Did you know that many of the off-the-plan projects currently being marketed won’t get out of the ground?
In today's climate of rising building costs, labour shortages and supply constraints many planned developments are not financially viable.
Sure you’ll get your deposit back, but it means you’ve lost precious time with your money not working in the market.
On the flip side, when the developer completes the project don’t be surprised if they have made some amendments to the floor plans or substituted different finishes or fittings.
While they have the right to do so in the contract, you’ll usually find the changes are in their favour and not yours.
You see...developers generally insert a clause in an off-the-plan sales contract that allows them to vary the property within a certain percentage if they chose to do so, and without the buyer having any recourse.
8. Rental guarantees are not as solid as you might think
Often developers will offer a rental guarantee to entice investors who might be more focused on their cash flow and worried about vacancies.
The problem is you pay for these rental guarantees in the purchase price, which is another cost that inflates the apartment’s already premium price.
And once the guarantee expires, the rental income reverts back to the going market rate which is usually lower than that offered in the guarantee.
9. Excessive Owners Corporation fees
Generally, owner's corporation levies are high in these buildings diminishing your rental yields.
And don't necessarily believe the fee quotes by the project marketer as these are usually unknown and often underestimated at the time of sale.
Remember many of these buildings require expensive upkeep of their lifts, grounds, gardens, pools, and gyms.
Then give it a few years the ongoing maintenance costs start creeping in with the need to upgrade, paint and replacing of items.
Some of these problems could be avoided by buying from developers with a good track record and buying in buildings in prime locations, as there always seems to be a bigger demand for units in these buildings.
Also while buying off the plan has the potential for capital growth, if you bought a completed property it should also grow over the same 12 to 18 months you were waiting for your off-the-plan purchase to settle.

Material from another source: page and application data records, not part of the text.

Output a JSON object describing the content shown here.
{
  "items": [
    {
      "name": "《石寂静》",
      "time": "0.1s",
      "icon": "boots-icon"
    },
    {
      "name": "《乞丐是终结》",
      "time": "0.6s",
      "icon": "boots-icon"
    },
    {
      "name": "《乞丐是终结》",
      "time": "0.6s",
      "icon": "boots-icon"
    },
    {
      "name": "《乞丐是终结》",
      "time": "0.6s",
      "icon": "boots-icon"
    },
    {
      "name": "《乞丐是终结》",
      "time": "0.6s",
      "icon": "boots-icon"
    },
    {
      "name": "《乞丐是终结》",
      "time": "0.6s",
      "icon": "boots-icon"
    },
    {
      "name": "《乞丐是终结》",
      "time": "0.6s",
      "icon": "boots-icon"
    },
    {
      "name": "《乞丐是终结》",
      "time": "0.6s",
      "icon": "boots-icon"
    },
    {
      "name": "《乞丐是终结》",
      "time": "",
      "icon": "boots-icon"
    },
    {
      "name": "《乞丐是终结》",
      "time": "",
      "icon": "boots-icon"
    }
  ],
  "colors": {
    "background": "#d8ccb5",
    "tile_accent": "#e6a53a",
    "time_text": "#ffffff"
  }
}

With a two or more year time-frame for the completion of most high-rise projects, it is very difficult to predict what the future will hold so I feel you should receive a sizeable discount for all the uncertainty of buying off the plan.
There is uncertainty about what the property markets will be like on completion, what will the interest rate be then, will the standard of finish be as good as in the display unit or will the developer has cut corners, and what will be built in the future alongside, behind, or in front of the project.
What appears to be a great view today may be totally blocked out in two years’ time.
To cover all these uncertainties, surely you should be buying at a substantial discount, but in reality, you are usually paying a premium – therefore giving your developer your first couple of years’ capital growth (and he doesn’t deserve it).
I prefer buying established apartments and to ensure I buy a property that will outperform the market averages I use a Strategic Approach. I buy:
- A property that will appeal to owner-occupiers (because they’re the ones that push up property values.)
- Below its intrinsic value – that’s why I avoid new and off-the-plan properties, which come at a premium price.
- In an area that has a long history of strong capital growth and which will continue to outperform the averages.
- I only buy properties with a substantial land to asset ratio
- I look for a property with a twist – something unique, special, different or scarce about the property, and finally
- A property where I can manufacture capital growth through refurbishment, renovations or redevelopment.
By using a strategic approach I minimise my risks and maximise my upside.
Each strand represents a way of making money from property and combining all five is a powerful way of putting the odds in my favour. If one strand lets me down, I have three or four others supporting my property’s performance.